(Items from an interface collection)
· · · ·
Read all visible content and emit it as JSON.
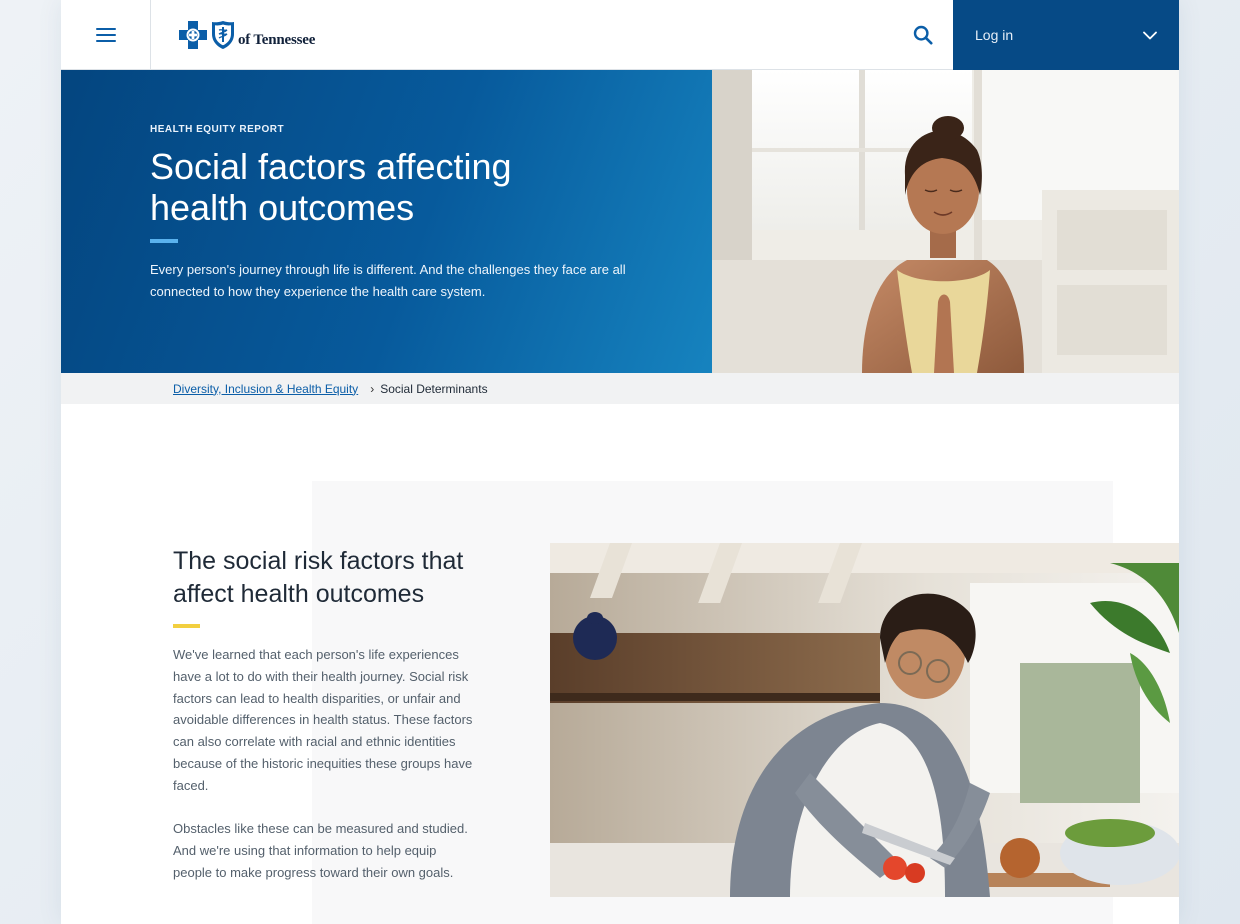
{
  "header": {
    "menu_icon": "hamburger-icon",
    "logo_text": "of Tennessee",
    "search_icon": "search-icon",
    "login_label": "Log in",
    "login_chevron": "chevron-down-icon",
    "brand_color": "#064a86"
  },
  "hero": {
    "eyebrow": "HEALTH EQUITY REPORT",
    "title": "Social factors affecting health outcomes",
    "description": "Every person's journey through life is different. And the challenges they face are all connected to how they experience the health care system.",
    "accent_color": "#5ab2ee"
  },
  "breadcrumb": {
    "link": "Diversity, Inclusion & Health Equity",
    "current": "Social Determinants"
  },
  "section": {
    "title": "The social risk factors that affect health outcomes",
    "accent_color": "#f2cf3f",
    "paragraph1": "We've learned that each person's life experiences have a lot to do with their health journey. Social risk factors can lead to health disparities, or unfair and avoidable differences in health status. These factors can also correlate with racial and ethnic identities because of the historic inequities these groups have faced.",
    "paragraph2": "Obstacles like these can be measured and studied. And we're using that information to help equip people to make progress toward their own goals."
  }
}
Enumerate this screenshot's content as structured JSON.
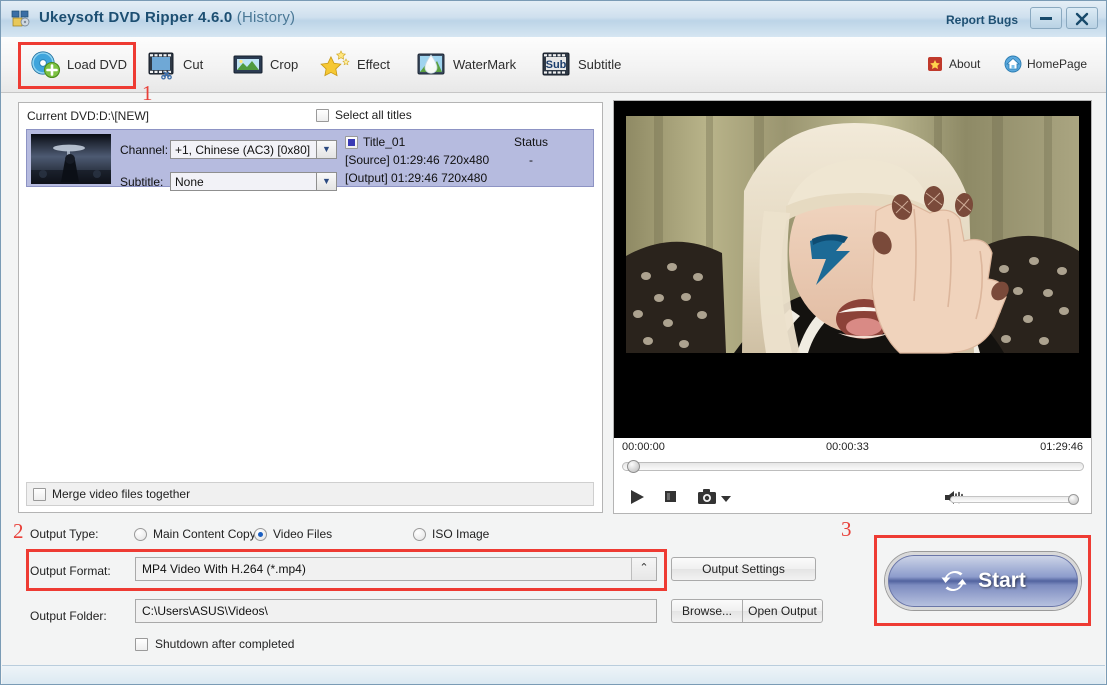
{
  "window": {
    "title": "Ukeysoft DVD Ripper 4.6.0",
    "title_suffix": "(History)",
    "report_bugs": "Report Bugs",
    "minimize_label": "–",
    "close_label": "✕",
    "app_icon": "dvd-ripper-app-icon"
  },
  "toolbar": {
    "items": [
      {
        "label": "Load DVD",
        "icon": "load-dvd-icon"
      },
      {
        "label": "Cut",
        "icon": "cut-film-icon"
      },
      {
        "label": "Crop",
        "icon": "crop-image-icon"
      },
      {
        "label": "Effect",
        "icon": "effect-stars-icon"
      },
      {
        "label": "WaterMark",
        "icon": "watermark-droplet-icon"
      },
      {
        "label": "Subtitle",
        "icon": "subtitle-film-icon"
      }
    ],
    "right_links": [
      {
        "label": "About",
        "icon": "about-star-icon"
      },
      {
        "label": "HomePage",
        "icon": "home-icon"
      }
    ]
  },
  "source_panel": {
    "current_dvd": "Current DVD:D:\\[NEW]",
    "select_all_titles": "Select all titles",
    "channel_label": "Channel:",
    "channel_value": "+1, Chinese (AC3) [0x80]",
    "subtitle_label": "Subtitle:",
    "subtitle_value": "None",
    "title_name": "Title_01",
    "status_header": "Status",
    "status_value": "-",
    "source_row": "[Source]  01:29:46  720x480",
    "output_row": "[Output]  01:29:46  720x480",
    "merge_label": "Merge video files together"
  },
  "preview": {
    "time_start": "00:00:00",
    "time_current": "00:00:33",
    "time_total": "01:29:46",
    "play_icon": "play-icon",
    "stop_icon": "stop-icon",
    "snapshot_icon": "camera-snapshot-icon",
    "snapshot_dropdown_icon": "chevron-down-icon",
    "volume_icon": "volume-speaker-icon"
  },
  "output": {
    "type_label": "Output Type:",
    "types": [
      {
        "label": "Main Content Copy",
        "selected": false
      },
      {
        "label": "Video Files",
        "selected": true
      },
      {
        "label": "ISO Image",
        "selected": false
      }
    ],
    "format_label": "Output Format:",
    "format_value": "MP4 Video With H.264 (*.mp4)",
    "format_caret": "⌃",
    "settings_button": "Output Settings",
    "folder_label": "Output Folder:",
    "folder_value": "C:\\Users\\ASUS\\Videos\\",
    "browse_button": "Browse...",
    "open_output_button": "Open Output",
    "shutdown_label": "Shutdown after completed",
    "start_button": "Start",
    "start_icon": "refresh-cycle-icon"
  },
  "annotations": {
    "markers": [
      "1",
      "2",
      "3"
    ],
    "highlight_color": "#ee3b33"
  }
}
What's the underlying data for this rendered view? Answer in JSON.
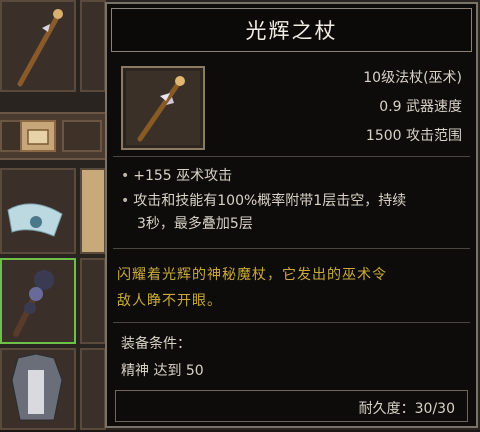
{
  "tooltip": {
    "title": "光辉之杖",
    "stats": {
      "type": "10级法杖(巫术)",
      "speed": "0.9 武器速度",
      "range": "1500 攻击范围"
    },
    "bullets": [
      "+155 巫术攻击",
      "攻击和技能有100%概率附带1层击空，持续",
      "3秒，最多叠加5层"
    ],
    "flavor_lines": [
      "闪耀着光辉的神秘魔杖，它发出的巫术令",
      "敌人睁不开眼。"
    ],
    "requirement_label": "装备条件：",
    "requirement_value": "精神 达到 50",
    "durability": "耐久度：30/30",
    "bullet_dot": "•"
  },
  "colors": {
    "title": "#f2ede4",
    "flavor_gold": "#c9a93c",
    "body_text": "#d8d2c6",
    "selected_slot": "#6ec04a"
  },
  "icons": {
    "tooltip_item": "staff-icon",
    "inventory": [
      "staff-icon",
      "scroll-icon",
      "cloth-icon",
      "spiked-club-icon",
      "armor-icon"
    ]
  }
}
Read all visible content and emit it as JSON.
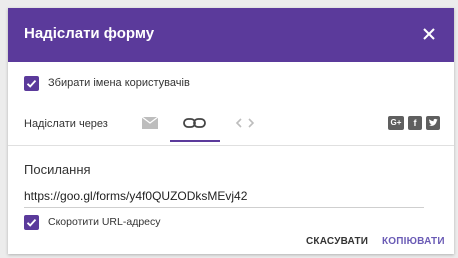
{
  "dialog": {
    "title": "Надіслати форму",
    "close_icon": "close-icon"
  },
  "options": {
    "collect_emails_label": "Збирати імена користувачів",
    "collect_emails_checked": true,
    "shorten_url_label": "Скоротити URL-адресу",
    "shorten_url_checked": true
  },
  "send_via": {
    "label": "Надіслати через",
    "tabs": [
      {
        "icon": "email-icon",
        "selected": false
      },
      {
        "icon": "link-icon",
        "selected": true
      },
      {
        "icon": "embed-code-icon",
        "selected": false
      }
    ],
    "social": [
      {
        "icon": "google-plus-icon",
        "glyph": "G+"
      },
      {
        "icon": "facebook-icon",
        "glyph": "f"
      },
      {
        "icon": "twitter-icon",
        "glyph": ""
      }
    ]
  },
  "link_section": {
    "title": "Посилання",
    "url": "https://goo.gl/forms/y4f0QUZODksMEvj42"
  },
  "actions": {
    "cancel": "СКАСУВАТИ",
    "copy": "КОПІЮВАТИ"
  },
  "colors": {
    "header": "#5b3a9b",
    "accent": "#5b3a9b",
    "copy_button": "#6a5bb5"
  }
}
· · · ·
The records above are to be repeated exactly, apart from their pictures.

Read all visible content and emit it as JSON.
{
  "header": {
    "menu_icon": "hamburger-icon",
    "logo_text": "of Tennessee",
    "search_icon": "search-icon",
    "login_label": "Log in",
    "login_chevron": "chevron-down-icon",
    "brand_color": "#064a86"
  },
  "hero": {
    "eyebrow": "HEALTH EQUITY REPORT",
    "title": "Social factors affecting health outcomes",
    "description": "Every person's journey through life is different. And the challenges they face are all connected to how they experience the health care system.",
    "accent_color": "#5ab2ee"
  },
  "breadcrumb": {
    "link": "Diversity, Inclusion & Health Equity",
    "current": "Social Determinants"
  },
  "section": {
    "title": "The social risk factors that affect health outcomes",
    "accent_color": "#f2cf3f",
    "paragraph1": "We've learned that each person's life experiences have a lot to do with their health journey. Social risk factors can lead to health disparities, or unfair and avoidable differences in health status. These factors can also correlate with racial and ethnic identities because of the historic inequities these groups have faced.",
    "paragraph2": "Obstacles like these can be measured and studied. And we're using that information to help equip people to make progress toward their own goals."
  }
}
Enumerate this screenshot's content as structured JSON.
{
  "window": {
    "title": "Ukeysoft DVD Ripper 4.6.0",
    "title_suffix": "(History)",
    "report_bugs": "Report Bugs",
    "minimize_label": "–",
    "close_label": "✕",
    "app_icon": "dvd-ripper-app-icon"
  },
  "toolbar": {
    "items": [
      {
        "label": "Load DVD",
        "icon": "load-dvd-icon"
      },
      {
        "label": "Cut",
        "icon": "cut-film-icon"
      },
      {
        "label": "Crop",
        "icon": "crop-image-icon"
      },
      {
        "label": "Effect",
        "icon": "effect-stars-icon"
      },
      {
        "label": "WaterMark",
        "icon": "watermark-droplet-icon"
      },
      {
        "label": "Subtitle",
        "icon": "subtitle-film-icon"
      }
    ],
    "right_links": [
      {
        "label": "About",
        "icon": "about-star-icon"
      },
      {
        "label": "HomePage",
        "icon": "home-icon"
      }
    ]
  },
  "source_panel": {
    "current_dvd": "Current DVD:D:\\[NEW]",
    "select_all_titles": "Select all titles",
    "channel_label": "Channel:",
    "channel_value": "+1, Chinese (AC3) [0x80]",
    "subtitle_label": "Subtitle:",
    "subtitle_value": "None",
    "title_name": "Title_01",
    "status_header": "Status",
    "status_value": "-",
    "source_row": "[Source]  01:29:46  720x480",
    "output_row": "[Output]  01:29:46  720x480",
    "merge_label": "Merge video files together"
  },
  "preview": {
    "time_start": "00:00:00",
    "time_current": "00:00:33",
    "time_total": "01:29:46",
    "play_icon": "play-icon",
    "stop_icon": "stop-icon",
    "snapshot_icon": "camera-snapshot-icon",
    "snapshot_dropdown_icon": "chevron-down-icon",
    "volume_icon": "volume-speaker-icon"
  },
  "output": {
    "type_label": "Output Type:",
    "types": [
      {
        "label": "Main Content Copy",
        "selected": false
      },
      {
        "label": "Video Files",
        "selected": true
      },
      {
        "label": "ISO Image",
        "selected": false
      }
    ],
    "format_label": "Output Format:",
    "format_value": "MP4 Video With H.264 (*.mp4)",
    "format_caret": "⌃",
    "settings_button": "Output Settings",
    "folder_label": "Output Folder:",
    "folder_value": "C:\\Users\\ASUS\\Videos\\",
    "browse_button": "Browse...",
    "open_output_button": "Open Output",
    "shutdown_label": "Shutdown after completed",
    "start_button": "Start",
    "start_icon": "refresh-cycle-icon"
  },
  "annotations": {
    "markers": [
      "1",
      "2",
      "3"
    ],
    "highlight_color": "#ee3b33"
  }
}
What's the underlying data for this rendered view? Answer in JSON.
{
  "tooltip": {
    "title": "光辉之杖",
    "stats": {
      "type": "10级法杖(巫术)",
      "speed": "0.9 武器速度",
      "range": "1500 攻击范围"
    },
    "bullets": [
      "+155 巫术攻击",
      "攻击和技能有100%概率附带1层击空，持续",
      "3秒，最多叠加5层"
    ],
    "flavor_lines": [
      "闪耀着光辉的神秘魔杖，它发出的巫术令",
      "敌人睁不开眼。"
    ],
    "requirement_label": "装备条件：",
    "requirement_value": "精神 达到 50",
    "durability": "耐久度：30/30",
    "bullet_dot": "•"
  },
  "colors": {
    "title": "#f2ede4",
    "flavor_gold": "#c9a93c",
    "body_text": "#d8d2c6",
    "selected_slot": "#6ec04a"
  },
  "icons": {
    "tooltip_item": "staff-icon",
    "inventory": [
      "staff-icon",
      "scroll-icon",
      "cloth-icon",
      "spiked-club-icon",
      "armor-icon"
    ]
  }
}
Read all visible content and emit it as JSON.
{
  "dialog": {
    "title": "Надіслати форму",
    "close_icon": "close-icon"
  },
  "options": {
    "collect_emails_label": "Збирати імена користувачів",
    "collect_emails_checked": true,
    "shorten_url_label": "Скоротити URL-адресу",
    "shorten_url_checked": true
  },
  "send_via": {
    "label": "Надіслати через",
    "tabs": [
      {
        "icon": "email-icon",
        "selected": false
      },
      {
        "icon": "link-icon",
        "selected": true
      },
      {
        "icon": "embed-code-icon",
        "selected": false
      }
    ],
    "social": [
      {
        "icon": "google-plus-icon",
        "glyph": "G+"
      },
      {
        "icon": "facebook-icon",
        "glyph": "f"
      },
      {
        "icon": "twitter-icon",
        "glyph": ""
      }
    ]
  },
  "link_section": {
    "title": "Посилання",
    "url": "https://goo.gl/forms/y4f0QUZODksMEvj42"
  },
  "actions": {
    "cancel": "СКАСУВАТИ",
    "copy": "КОПІЮВАТИ"
  },
  "colors": {
    "header": "#5b3a9b",
    "accent": "#5b3a9b",
    "copy_button": "#6a5bb5"
  }
}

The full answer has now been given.